## Exercise description:
In the data below, how many lines contain the word "JSON"? Answer with the number alone.
START Data for analysis
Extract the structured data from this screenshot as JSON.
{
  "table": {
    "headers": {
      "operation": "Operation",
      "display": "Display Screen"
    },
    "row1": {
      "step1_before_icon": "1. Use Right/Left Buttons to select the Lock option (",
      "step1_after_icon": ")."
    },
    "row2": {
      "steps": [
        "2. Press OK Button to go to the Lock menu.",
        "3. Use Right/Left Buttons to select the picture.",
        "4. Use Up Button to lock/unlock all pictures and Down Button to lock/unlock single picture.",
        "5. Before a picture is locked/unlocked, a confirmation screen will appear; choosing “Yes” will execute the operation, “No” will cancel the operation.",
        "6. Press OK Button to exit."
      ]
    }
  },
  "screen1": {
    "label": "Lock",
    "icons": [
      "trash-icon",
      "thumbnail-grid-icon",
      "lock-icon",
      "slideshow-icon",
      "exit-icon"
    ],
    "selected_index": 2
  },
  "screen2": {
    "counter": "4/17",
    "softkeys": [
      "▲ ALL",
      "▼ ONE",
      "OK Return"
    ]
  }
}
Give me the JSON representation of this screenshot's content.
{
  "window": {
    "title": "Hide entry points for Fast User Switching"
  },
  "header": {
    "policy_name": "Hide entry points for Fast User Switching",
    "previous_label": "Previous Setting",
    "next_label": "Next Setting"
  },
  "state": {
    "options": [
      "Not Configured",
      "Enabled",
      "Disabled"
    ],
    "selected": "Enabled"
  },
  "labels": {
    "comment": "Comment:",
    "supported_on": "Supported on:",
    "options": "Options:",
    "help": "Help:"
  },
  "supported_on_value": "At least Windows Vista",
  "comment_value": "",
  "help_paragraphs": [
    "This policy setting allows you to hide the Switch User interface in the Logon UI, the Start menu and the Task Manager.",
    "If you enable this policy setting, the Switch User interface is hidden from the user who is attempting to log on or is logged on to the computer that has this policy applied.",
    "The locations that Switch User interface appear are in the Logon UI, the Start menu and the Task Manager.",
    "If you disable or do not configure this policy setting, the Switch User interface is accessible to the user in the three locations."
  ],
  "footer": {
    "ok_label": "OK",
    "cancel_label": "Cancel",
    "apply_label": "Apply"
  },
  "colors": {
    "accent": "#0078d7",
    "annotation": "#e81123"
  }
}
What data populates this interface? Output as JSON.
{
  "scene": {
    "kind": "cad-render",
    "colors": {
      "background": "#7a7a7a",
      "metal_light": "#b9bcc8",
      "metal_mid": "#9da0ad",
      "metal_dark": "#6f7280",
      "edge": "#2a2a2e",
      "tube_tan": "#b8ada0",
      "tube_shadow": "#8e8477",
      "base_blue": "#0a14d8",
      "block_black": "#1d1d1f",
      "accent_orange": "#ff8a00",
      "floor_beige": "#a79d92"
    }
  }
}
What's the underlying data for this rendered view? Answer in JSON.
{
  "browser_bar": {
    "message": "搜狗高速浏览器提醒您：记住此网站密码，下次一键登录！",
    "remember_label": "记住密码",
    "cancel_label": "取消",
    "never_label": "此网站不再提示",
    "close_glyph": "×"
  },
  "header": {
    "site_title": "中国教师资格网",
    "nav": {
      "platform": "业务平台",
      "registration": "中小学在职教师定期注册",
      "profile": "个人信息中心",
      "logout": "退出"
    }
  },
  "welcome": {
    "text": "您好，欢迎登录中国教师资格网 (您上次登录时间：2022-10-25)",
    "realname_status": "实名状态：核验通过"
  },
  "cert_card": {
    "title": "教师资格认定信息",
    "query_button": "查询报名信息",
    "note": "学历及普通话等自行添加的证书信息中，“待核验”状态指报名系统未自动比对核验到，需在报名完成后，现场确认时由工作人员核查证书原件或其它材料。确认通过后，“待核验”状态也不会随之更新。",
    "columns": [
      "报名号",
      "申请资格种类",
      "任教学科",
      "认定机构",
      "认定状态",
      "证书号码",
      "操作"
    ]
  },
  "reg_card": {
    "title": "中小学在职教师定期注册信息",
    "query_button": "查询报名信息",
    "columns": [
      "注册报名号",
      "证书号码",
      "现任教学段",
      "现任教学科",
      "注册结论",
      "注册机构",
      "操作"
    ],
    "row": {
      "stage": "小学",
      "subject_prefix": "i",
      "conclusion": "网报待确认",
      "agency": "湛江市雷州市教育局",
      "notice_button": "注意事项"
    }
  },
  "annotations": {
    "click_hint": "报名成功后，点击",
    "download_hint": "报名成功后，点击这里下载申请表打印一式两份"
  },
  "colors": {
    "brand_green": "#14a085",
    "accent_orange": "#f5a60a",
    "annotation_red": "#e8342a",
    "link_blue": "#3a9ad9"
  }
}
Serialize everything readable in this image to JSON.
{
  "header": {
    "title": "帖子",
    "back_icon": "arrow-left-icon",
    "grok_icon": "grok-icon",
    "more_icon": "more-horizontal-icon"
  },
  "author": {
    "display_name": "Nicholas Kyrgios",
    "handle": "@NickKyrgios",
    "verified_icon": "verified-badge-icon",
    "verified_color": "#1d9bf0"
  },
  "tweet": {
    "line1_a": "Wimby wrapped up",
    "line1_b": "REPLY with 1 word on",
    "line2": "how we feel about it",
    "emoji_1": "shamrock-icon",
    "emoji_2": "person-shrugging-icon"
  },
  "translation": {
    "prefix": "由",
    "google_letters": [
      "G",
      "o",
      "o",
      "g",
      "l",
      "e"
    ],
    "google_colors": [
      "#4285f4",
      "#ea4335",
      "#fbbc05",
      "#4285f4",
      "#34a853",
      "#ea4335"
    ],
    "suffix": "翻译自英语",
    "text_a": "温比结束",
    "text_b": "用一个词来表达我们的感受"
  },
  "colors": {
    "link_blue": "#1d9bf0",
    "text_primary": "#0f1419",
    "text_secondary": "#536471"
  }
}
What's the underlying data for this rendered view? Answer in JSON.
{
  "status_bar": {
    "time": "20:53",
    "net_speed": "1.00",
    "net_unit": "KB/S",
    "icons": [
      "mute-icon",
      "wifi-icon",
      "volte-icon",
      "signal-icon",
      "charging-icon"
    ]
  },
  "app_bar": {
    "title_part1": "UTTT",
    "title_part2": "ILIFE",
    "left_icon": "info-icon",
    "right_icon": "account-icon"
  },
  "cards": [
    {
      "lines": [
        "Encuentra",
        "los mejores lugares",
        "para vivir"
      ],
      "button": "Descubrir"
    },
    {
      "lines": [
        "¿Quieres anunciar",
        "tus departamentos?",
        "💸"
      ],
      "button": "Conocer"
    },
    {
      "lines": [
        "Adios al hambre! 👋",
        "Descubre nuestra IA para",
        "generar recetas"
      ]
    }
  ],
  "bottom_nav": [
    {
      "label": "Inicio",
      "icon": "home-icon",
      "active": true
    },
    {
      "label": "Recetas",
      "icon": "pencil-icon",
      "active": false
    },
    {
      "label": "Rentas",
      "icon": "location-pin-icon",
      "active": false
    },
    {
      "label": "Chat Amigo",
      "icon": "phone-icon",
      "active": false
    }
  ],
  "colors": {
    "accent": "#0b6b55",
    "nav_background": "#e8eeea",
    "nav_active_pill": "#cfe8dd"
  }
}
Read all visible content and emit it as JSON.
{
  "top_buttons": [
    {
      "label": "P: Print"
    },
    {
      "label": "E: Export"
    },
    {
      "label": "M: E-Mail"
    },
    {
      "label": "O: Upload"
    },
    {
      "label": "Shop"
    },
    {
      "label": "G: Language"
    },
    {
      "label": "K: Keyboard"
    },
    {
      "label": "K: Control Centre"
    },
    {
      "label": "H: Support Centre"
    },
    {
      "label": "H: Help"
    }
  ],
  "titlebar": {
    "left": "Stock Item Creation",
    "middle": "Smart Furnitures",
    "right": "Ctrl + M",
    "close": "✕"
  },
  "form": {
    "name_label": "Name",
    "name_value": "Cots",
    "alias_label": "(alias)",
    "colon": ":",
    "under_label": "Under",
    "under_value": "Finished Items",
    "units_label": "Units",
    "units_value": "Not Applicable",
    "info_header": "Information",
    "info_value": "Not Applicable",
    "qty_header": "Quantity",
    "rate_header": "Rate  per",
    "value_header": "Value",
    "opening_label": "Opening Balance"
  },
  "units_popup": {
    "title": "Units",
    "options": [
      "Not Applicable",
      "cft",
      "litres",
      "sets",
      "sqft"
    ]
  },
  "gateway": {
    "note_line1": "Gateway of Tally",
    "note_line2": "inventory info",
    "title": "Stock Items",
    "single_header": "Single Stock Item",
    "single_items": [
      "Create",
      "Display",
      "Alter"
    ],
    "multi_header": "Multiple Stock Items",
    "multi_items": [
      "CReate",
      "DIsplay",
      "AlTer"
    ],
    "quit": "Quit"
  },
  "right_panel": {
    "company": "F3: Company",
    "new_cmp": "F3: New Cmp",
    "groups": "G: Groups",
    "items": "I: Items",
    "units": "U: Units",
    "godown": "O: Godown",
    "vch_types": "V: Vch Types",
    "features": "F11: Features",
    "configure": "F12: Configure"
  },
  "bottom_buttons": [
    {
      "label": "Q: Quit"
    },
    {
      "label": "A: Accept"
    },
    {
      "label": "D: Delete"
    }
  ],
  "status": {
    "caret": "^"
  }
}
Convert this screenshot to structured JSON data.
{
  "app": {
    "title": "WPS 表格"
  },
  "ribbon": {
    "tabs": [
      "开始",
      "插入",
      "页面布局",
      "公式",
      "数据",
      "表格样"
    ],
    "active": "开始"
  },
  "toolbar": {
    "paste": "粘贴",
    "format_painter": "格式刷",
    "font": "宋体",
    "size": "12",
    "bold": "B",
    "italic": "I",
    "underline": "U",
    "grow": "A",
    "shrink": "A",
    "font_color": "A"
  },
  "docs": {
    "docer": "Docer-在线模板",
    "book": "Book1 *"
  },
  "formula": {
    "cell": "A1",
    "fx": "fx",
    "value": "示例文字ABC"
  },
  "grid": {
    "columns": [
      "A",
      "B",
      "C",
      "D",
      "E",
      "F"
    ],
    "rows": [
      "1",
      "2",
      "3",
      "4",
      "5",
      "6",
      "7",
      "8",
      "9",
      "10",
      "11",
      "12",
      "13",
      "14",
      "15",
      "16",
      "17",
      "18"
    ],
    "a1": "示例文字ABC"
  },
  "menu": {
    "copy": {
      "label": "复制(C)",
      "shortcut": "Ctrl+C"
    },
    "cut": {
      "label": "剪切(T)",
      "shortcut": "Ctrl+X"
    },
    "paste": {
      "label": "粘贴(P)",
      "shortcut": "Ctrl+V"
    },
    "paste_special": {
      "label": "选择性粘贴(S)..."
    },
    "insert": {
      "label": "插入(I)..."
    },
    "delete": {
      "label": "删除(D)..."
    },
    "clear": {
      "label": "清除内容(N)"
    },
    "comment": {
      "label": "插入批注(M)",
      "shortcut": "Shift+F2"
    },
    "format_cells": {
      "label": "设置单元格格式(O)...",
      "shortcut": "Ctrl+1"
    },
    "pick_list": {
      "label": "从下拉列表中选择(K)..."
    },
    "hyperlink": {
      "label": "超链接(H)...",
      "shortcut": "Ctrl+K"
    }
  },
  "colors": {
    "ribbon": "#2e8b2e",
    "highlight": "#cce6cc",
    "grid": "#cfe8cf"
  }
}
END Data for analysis
## Your solution:
8